» GOAL OF THE EXERCISE
Write out every entry, unchanged. Skip any picture.
DATA RECORDS below:
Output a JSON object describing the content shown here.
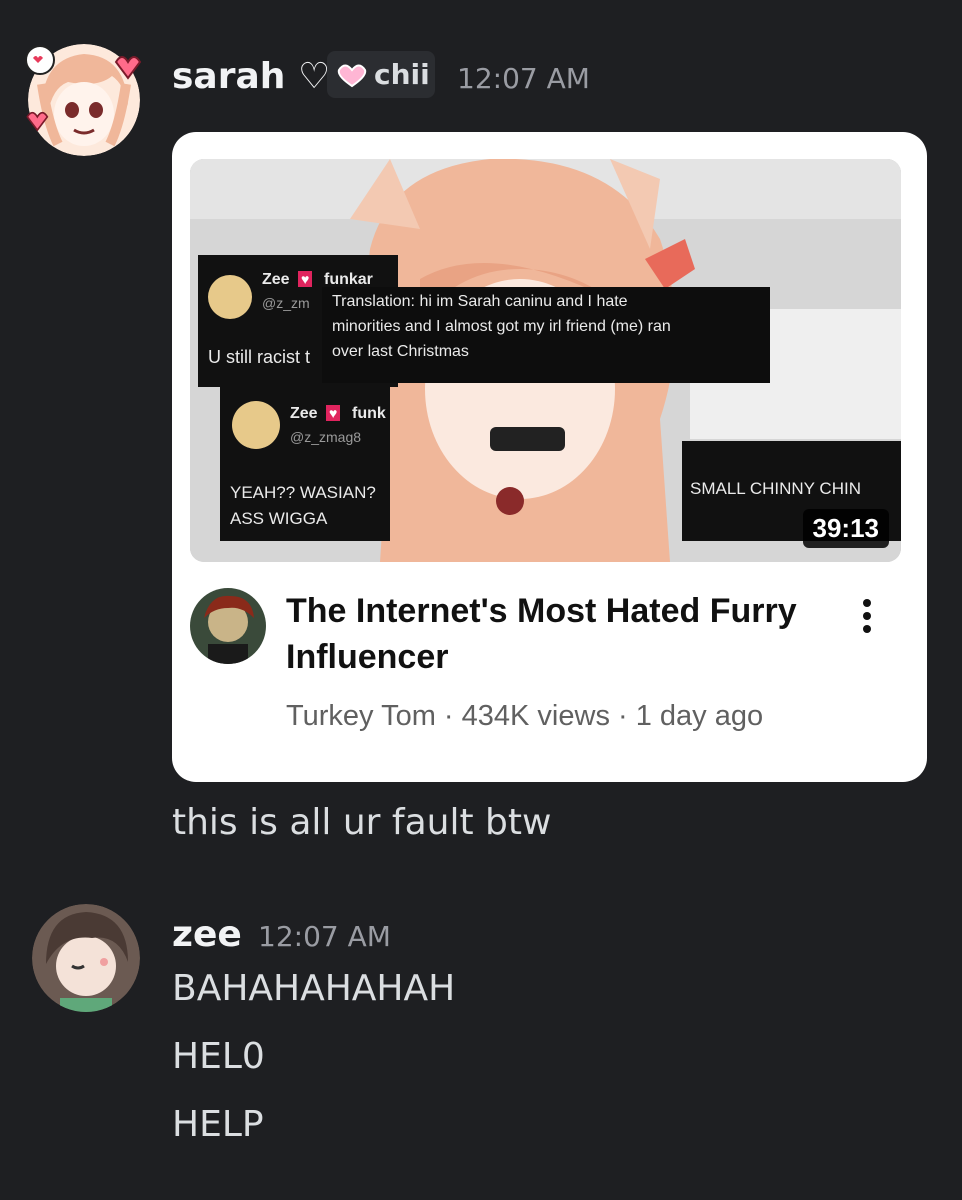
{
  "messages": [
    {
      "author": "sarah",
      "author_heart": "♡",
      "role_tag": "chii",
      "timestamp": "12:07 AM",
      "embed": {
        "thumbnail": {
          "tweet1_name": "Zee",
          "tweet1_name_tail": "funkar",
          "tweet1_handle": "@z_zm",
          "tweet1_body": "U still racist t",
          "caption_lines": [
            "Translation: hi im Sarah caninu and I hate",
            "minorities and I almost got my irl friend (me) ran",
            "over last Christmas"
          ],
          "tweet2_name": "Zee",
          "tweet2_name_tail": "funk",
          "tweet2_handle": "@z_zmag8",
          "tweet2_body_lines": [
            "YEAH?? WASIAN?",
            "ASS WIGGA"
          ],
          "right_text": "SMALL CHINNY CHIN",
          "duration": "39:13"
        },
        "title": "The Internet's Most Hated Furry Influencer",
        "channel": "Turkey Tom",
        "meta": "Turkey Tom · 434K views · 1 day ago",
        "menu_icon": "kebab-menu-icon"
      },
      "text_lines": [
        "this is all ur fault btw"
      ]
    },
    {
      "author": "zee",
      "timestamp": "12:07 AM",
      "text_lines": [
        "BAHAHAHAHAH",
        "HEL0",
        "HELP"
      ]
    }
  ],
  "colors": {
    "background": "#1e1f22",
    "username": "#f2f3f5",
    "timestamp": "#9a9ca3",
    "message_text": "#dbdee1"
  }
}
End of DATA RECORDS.
» RESPONSE TO THE TASK
Output a JSON object describing the content shown here.
{
  "messages": [
    {
      "author": "sarah",
      "author_heart": "♡",
      "role_tag": "chii",
      "timestamp": "12:07 AM",
      "embed": {
        "thumbnail": {
          "tweet1_name": "Zee",
          "tweet1_name_tail": "funkar",
          "tweet1_handle": "@z_zm",
          "tweet1_body": "U still racist t",
          "caption_lines": [
            "Translation: hi im Sarah caninu and I hate",
            "minorities and I almost got my irl friend (me) ran",
            "over last Christmas"
          ],
          "tweet2_name": "Zee",
          "tweet2_name_tail": "funk",
          "tweet2_handle": "@z_zmag8",
          "tweet2_body_lines": [
            "YEAH?? WASIAN?",
            "ASS WIGGA"
          ],
          "right_text": "SMALL CHINNY CHIN",
          "duration": "39:13"
        },
        "title": "The Internet's Most Hated Furry Influencer",
        "channel": "Turkey Tom",
        "meta": "Turkey Tom · 434K views · 1 day ago",
        "menu_icon": "kebab-menu-icon"
      },
      "text_lines": [
        "this is all ur fault btw"
      ]
    },
    {
      "author": "zee",
      "timestamp": "12:07 AM",
      "text_lines": [
        "BAHAHAHAHAH",
        "HEL0",
        "HELP"
      ]
    }
  ],
  "colors": {
    "background": "#1e1f22",
    "username": "#f2f3f5",
    "timestamp": "#9a9ca3",
    "message_text": "#dbdee1"
  }
}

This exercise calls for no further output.